Poker strategies have evolved substantially over time, reflecting changes in how the game is both played and understood. These shifts are not only indicative of trends but also signify underlying principles that define successful gameplay.
Tight-aggressive, often abbreviated as TAG, is one of the most common poker strategies. This style advocates playing a smaller range of hands but playing them aggressively. In simpler terms, it means you fold many hands but raise and re-raise when you decide to play. This strategy makes you less predictable and helps you take advantage of weaker players who tend to “limp” into pots, that is, enter without raising.
Another strategy commonly found at the tables is the loose-aggressive, or LAG, approach. Unlike TAG players, LAG players enter pots with a wider range of hands and are not afraid to place bets or raise frequently. The strength of this strategy lies in its ability to create a highly unpredictable table image, often causing opponents to make mistakes. However, this strategy can be riskier and can result in significant financial losses if not executed correctly.
This strategy involves frequent checking and calling, rather than aggressive raising and re-raising. Passive play aims to minimize losses by avoiding confrontation and allowing stronger hands to reveal themselves. Despite its conservative nature, passive play has its moments, especially when setting a trap or disguising a strong hand.
Some players heavily rely on mathematical concepts such as pot odds, implied odds, and expected value to make their decisions. While these concepts certainly have value, reliance solely on math may not account for the psychological aspects of the game. A balanced approach that combines mathematical reasoning with table psychology often yields better results.
Proficient players don’t just focus on their own strategy; they also make an effort to read their opponents. Player profiling involves categorizing players based on their behavior and strategy, then adjusting your gameplay to exploit their weaknesses.

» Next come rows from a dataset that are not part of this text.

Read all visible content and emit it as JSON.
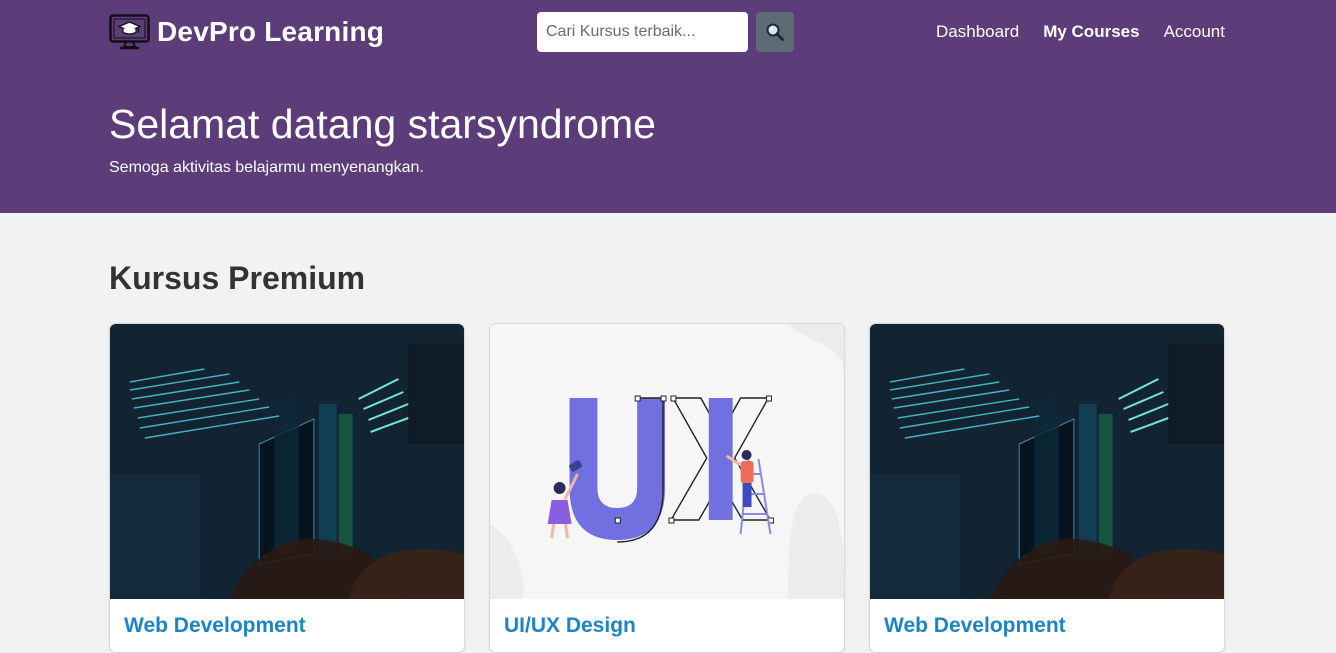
{
  "brand": {
    "name": "DevPro Learning",
    "icon": "monitor-graduation-cap-icon"
  },
  "search": {
    "placeholder": "Cari Kursus terbaik...",
    "value": "",
    "button_icon": "magnifier-icon"
  },
  "nav": {
    "items": [
      {
        "label": "Dashboard",
        "active": false
      },
      {
        "label": "My Courses",
        "active": true
      },
      {
        "label": "Account",
        "active": false
      }
    ]
  },
  "hero": {
    "title": "Selamat datang starsyndrome",
    "subtitle": "Semoga aktivitas belajarmu menyenangkan."
  },
  "section": {
    "title": "Kursus Premium"
  },
  "courses": [
    {
      "title": "Web Development",
      "image": "code-screen-image"
    },
    {
      "title": "UI/UX Design",
      "image": "ux-illustration-image"
    },
    {
      "title": "Web Development",
      "image": "code-screen-image"
    }
  ],
  "colors": {
    "header_bg": "#5c3d7a",
    "page_bg": "#f2f2f2",
    "link": "#1a86c8",
    "search_button": "#5f6b74"
  }
}
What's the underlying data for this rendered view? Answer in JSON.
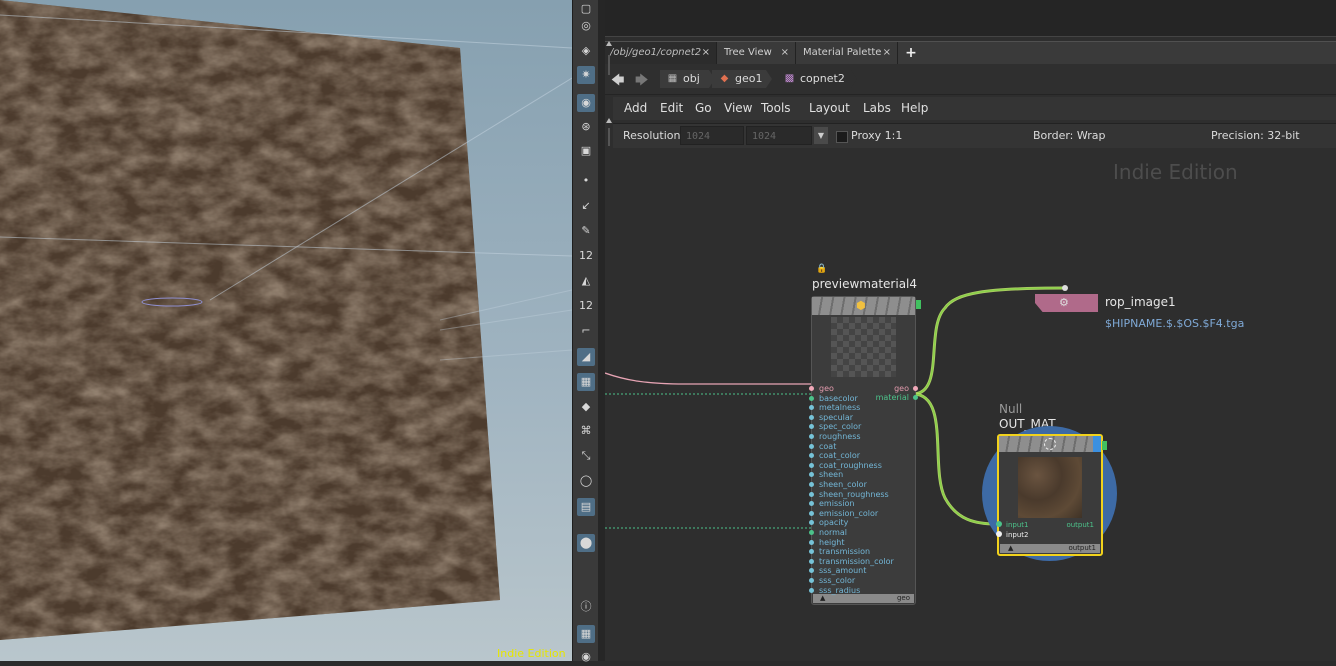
{
  "viewport": {
    "watermark": "Indie Edition"
  },
  "shelf": {
    "tools": [
      {
        "name": "select-tool",
        "glyph": "▢"
      },
      {
        "name": "view-tool",
        "glyph": "◎"
      },
      {
        "name": "handle-tool",
        "glyph": "◈"
      },
      {
        "name": "light-tool",
        "glyph": "✷"
      },
      {
        "name": "camera-tool",
        "glyph": "◉"
      },
      {
        "name": "orbit-tool",
        "glyph": "⊛"
      },
      {
        "name": "render-tool",
        "glyph": "▣"
      },
      {
        "name": "point-tool",
        "glyph": "•"
      },
      {
        "name": "edge-tool",
        "glyph": "↙"
      },
      {
        "name": "brush-tool",
        "glyph": "✎"
      },
      {
        "name": "number-tool",
        "glyph": "12"
      },
      {
        "name": "paint-tool",
        "glyph": "◭"
      },
      {
        "name": "number2-tool",
        "glyph": "12"
      },
      {
        "name": "corner-tool",
        "glyph": "⌐"
      },
      {
        "name": "plane-tool",
        "glyph": "◢"
      },
      {
        "name": "checker-tool",
        "glyph": "▦"
      },
      {
        "name": "layer-tool",
        "glyph": "◆"
      },
      {
        "name": "uv-tool",
        "glyph": "⌘"
      },
      {
        "name": "pin-tool",
        "glyph": "⤡"
      },
      {
        "name": "circle-tool",
        "glyph": "◯"
      },
      {
        "name": "image-tool",
        "glyph": "▤"
      },
      {
        "name": "marker-tool",
        "glyph": "⬤"
      },
      {
        "name": "info-tool",
        "glyph": "ⓘ"
      },
      {
        "name": "grid-tool",
        "glyph": "▦"
      },
      {
        "name": "eye-tool",
        "glyph": "◉"
      }
    ]
  },
  "tabs": [
    {
      "label": "/obj/geo1/copnet2",
      "close": "×"
    },
    {
      "label": "Tree View",
      "close": "×"
    },
    {
      "label": "Material Palette",
      "close": "×"
    }
  ],
  "tab_add": "+",
  "path": {
    "back": "🡄",
    "forward": "🡆",
    "crumbs": [
      "obj",
      "geo1",
      "copnet2"
    ]
  },
  "menu": [
    "Add",
    "Edit",
    "Go",
    "View",
    "Tools",
    "Layout",
    "Labs",
    "Help"
  ],
  "options": {
    "resolution_label": "Resolution",
    "res_x": "1024",
    "res_y": "1024",
    "proxy": "Proxy 1:1",
    "border": "Border: Wrap",
    "precision": "Precision: 32-bit"
  },
  "network": {
    "watermark": "Indie Edition",
    "preview_material": {
      "name": "previewmaterial4",
      "inputs": [
        "geo",
        "basecolor",
        "metalness",
        "specular",
        "spec_color",
        "roughness",
        "coat",
        "coat_color",
        "coat_roughness",
        "sheen",
        "sheen_color",
        "sheen_roughness",
        "emission",
        "emission_color",
        "opacity",
        "normal",
        "height",
        "transmission",
        "transmission_color",
        "sss_amount",
        "sss_color",
        "sss_radius"
      ],
      "outputs": [
        "geo",
        "material"
      ],
      "footer": "geo"
    },
    "rop": {
      "name": "rop_image1",
      "path": "$HIPNAME.$.$OS.$F4.tga"
    },
    "null": {
      "type": "Null",
      "name": "OUT_MAT",
      "inputs": [
        "input1",
        "input2"
      ],
      "output": "output1",
      "footer": "output1"
    }
  }
}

For example, aggressive players often bet heavily, making them susceptible to well-timed bluffs or “traps.”
An often underappreciated aspect is the significance of being aware of the game’s dynamics. This involves keeping track of stack sizes, positions, and even the mood at the table. For example, a short-stacked player will likely play more conservatively or push all-in, trying to double up. Knowing this can affect your decision-making process.
Irrespective of the strategy you adopt, managing your bankroll effectively is vital. This involves setting aside a specific sum for Poker and adhering to limits to prevent significant losses. Poor bankroll management can lead to financial strain and can adversely affect your performance and decision-making at the table.
Tournament vs. Cash Game Strategies
Different game types call for different strategies. In a cash game, the blinds stay the same and you can rebuy at any point, which allows for a more consistent strategy. Tournament poker, however, typically involves increasing blinds and a knockout format. In tournaments, you’ll often need to adjust your approach as you proceed through different stages, ranging from the early-game to the bubble and finally the heads-up or final table. Understanding the intricacies between these two can be key to being a versatile and effective player.
Online vs. Live Poker Strategies
The strategy employed in online settings can differ from that in live games. Online, you might play multiple tables simultaneously, which can influence your decision-making speed and risk tolerance. On the other hand, live Poker often allows for more time to make decisions, and physical tells can be an additional source of information. Additionally, online games usually feature a wider variety of opponents, requiring a flexible strategy to be successful.
Importance of Position
The term “position” refers to where a player sits in relation to the dealer. Being in a “late” position allows you to act after most other players, providing valuable information. For example, if everyone has checked before it’s your turn, that typically signals weakness, allowing you to seize the opportunity to take control of the pot. Conversely, being in an “early” position deprives you of this insight and makes it more demanding to predict your opponents’ actions.
Risk Management And Decision Making
While chance plays a role in Poker, effective risk management can substantially mitigate its impact. Every bet, raise, or call represents a decision that comes with a certain level of risk. The key is to make decisions that offer a favorable risk-reward ratio. This involves an in-depth understanding of your own risk tolerance, your current standing in the game, and the specific risks associated with every decision.
Mixing it Up
Utilizing a single strategy throughout your poker career isn’t recommended. The best players are those who can adapt their gameplay based on the situation and the players they are up against. While a TAG approach may work wonders in one setting, a LAG strategy might be more effective in another. Being flexible and adaptable in your approach can keep your opponents guessing and give you an edge.
Different strategies in Poker are not created equal, nor are they universally applicable. Tailoring your approach to your specific playing style, objectives, and competition is imperative for gaining a competitive edge and achieving consistent wins.